In this case, AF Holdings clubbed together 1,058 John Doe defendants for downloading a porn file and issued subpoenas to ISPs asking them to turn over the personal details of their customers so that they can be sued. The ISPs put their feet down and said that a district court is bound to quash or modify a subpoena that compels disclosure of information that is not properly discoverable and subjects a person to undue burden. The district court, however, held that such objections and arguments were premature. The Court of Appeals held otherwise.
In its opinion, the Court of Appeals clarified that it was not the standards of premature objections that applied here, but “Different principles apply where, as here, a plaintiff seeks not just to file a complaint, but instead attempts to use the machinery of the courts to force a party to comply with its discovery demands. Federal Rules of Civil Procedure 45 and 26 set forth the relevant considerations …”
The COA observed that Oppenheimer Fund, Inc. v. Sanders, in which the Supreme Court held that the representative plaintiffs in a class action suit, illustrate the limits of the federal discovery procedures, and the plaintiffs could not use discovery tools to secure from the defendant the names of members of the plaintiff class. In a footnote in the same case the Supreme Court had emphasized, “when the purpose of a discovery request is to gather information for use in proceedings other than the pending suit, discovery properly is denied.”

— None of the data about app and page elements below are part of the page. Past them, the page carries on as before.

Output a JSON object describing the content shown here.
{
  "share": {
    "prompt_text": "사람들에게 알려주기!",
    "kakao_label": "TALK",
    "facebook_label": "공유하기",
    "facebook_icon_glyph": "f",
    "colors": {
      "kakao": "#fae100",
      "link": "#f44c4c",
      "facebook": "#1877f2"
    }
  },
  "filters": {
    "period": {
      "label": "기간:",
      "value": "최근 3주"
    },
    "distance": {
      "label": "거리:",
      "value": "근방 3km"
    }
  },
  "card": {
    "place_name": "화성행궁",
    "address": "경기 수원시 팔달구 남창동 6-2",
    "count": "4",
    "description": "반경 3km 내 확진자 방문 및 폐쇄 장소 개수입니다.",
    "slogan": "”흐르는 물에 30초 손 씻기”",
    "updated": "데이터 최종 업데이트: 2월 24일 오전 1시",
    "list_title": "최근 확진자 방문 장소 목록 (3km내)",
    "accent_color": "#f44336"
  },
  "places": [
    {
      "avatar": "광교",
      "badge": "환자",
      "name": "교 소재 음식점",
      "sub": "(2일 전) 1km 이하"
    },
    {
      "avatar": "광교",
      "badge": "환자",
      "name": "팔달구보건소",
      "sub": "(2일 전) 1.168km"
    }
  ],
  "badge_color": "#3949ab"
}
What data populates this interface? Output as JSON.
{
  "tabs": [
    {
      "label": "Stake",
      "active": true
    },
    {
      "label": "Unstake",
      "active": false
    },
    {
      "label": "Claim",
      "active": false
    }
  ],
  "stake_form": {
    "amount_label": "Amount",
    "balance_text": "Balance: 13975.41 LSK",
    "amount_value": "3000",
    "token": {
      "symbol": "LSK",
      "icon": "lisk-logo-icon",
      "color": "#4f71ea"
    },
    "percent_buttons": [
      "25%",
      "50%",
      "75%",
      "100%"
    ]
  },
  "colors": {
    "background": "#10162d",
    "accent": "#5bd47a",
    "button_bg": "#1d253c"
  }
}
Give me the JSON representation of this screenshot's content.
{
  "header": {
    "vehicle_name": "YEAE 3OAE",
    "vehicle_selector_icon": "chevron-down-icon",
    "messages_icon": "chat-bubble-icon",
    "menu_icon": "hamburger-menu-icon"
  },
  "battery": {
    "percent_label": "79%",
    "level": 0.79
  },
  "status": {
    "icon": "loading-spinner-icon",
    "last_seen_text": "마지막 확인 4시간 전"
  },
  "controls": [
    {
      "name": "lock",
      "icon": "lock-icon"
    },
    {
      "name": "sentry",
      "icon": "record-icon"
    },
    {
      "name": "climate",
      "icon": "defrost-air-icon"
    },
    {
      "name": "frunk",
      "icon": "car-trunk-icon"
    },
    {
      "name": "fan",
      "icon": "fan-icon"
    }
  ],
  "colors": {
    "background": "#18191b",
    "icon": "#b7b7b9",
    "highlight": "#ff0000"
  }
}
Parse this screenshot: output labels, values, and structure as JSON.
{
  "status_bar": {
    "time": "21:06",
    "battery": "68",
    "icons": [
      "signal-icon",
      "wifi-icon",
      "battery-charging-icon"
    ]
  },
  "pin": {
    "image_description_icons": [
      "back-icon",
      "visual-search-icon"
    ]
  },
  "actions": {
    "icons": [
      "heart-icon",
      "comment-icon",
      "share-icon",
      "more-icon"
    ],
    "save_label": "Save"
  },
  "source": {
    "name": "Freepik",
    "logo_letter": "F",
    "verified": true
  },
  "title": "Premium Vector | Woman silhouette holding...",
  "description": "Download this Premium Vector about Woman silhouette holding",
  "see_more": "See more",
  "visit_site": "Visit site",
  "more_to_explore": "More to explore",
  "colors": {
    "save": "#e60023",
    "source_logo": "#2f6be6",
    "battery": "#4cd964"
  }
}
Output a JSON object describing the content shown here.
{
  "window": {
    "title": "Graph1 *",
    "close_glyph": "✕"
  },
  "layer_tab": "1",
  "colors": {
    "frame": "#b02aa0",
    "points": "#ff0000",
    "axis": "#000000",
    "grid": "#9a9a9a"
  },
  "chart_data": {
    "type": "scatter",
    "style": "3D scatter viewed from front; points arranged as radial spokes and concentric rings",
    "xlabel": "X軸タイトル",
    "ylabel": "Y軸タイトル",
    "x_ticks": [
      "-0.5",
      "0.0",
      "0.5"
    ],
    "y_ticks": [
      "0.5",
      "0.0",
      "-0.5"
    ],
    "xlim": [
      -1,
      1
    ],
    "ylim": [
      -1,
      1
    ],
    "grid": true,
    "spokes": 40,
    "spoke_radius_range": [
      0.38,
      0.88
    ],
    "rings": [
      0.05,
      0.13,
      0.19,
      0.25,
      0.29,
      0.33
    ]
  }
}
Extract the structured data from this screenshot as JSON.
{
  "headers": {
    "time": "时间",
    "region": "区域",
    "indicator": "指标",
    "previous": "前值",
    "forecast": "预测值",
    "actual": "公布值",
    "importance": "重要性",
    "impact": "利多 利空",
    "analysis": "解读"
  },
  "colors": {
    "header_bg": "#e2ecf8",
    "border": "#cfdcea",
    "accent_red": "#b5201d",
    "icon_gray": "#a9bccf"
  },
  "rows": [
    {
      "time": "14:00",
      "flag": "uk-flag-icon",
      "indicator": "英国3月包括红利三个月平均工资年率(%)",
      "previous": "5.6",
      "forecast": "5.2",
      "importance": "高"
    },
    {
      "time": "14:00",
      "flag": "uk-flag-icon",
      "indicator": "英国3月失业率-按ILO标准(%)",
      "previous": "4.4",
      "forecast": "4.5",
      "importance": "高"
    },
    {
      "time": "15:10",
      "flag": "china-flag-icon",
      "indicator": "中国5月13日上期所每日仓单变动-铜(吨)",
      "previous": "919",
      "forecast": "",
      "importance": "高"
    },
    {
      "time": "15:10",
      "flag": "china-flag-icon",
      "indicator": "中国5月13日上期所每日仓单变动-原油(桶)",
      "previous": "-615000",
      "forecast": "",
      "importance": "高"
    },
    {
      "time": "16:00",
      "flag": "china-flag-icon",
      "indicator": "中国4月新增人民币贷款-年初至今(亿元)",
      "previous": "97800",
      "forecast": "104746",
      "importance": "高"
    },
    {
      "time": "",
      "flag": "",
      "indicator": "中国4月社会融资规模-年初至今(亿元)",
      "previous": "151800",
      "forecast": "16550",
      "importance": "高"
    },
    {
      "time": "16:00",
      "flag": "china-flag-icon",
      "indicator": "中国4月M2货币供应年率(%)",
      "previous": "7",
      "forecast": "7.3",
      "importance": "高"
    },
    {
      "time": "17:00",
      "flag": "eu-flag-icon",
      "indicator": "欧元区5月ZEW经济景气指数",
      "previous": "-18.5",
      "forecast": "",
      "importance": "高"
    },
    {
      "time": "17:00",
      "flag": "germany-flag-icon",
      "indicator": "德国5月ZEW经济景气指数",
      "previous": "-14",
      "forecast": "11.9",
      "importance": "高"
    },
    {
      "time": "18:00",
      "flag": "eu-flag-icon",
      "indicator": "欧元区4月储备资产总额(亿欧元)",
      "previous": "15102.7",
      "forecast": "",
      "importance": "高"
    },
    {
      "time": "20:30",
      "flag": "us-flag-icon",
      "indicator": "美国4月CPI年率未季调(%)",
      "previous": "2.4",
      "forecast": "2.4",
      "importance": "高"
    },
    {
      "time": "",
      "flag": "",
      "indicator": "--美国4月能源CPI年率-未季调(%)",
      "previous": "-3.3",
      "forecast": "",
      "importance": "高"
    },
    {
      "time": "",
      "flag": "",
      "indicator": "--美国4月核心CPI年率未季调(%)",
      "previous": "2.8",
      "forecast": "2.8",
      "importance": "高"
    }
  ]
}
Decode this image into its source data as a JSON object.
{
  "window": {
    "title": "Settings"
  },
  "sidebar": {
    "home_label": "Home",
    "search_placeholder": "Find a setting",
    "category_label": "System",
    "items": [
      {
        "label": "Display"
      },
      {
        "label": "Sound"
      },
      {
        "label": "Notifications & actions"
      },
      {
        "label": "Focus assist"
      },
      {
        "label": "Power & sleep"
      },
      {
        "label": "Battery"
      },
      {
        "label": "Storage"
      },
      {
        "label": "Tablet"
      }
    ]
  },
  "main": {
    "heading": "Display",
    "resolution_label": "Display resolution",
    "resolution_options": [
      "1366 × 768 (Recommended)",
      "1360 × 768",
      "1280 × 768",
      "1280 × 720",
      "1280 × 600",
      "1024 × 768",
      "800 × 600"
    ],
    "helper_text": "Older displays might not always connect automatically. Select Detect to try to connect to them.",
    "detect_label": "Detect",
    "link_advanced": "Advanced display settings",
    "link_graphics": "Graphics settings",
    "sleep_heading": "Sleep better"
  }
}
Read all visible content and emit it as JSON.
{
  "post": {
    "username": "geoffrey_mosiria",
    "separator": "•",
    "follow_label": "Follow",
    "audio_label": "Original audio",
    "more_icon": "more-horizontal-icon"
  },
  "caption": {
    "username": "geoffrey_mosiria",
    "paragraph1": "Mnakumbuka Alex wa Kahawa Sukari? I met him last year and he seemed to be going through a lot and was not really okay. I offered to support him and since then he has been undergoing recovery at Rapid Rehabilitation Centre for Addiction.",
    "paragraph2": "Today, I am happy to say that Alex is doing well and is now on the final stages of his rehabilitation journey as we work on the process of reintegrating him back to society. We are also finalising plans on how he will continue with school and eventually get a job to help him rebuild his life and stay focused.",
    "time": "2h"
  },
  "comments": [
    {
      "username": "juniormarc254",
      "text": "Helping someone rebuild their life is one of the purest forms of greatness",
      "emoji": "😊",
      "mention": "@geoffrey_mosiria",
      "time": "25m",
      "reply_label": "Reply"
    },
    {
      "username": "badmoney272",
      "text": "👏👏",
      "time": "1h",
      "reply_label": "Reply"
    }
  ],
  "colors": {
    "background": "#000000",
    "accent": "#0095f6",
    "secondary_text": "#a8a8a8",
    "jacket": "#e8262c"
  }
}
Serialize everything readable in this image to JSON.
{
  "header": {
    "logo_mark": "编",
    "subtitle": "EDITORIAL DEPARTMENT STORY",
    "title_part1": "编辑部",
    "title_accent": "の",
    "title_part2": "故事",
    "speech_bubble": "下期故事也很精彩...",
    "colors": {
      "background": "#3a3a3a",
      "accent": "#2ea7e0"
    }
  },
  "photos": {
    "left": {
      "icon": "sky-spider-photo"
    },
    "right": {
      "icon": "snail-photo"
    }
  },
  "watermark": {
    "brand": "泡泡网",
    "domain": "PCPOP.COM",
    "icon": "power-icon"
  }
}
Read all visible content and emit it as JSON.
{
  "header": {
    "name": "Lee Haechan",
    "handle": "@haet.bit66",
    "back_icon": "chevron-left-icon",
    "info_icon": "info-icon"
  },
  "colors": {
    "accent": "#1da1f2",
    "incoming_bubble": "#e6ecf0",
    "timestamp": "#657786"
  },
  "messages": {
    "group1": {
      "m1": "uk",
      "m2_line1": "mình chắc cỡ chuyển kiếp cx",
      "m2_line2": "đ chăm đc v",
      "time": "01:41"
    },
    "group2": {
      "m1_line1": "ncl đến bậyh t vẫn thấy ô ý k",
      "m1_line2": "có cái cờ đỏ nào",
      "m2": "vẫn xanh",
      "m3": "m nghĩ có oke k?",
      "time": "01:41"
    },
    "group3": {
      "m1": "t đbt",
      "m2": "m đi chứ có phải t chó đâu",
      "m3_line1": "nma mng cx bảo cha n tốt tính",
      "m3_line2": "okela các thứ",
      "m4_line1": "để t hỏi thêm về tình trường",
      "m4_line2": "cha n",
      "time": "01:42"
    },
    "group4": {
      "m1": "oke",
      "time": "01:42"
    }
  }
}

The Court of Appeals, applying the precedents, observed, “Here, we think it quite obvious that AF Holdings could not possibly have had a good faith belief that it could successfully sue the overwhelming majority of the 1, 058 John Doe defendants in this district.”
Turning to the question of joinder, the court said the Federal Rule of Civil Procedure 20(a)(2) sets forth that multiple defendants may be joined in one action if the plaintiff seeks relief “with respect to or arising out of the same transaction, occurrence, or series of transactions or occurrences” and “any question of law or fact common to all defendants will arise in the action.”
AF Holdings argued that because the BitTorrent users dowloaded the same file, they are part of the same “swarm” and participated in the same series of transactions. However, the Court of Appeals said, “We are unconvinced … Two individuals who downloaded the same file five months apart are exceedingly unlikely to have had any interaction with one another whatsoever. Their only relationship is that they used the same protocol to access the same work … simply committing the same type of violation in the same way does not link defendants together for the purposes of joinder.”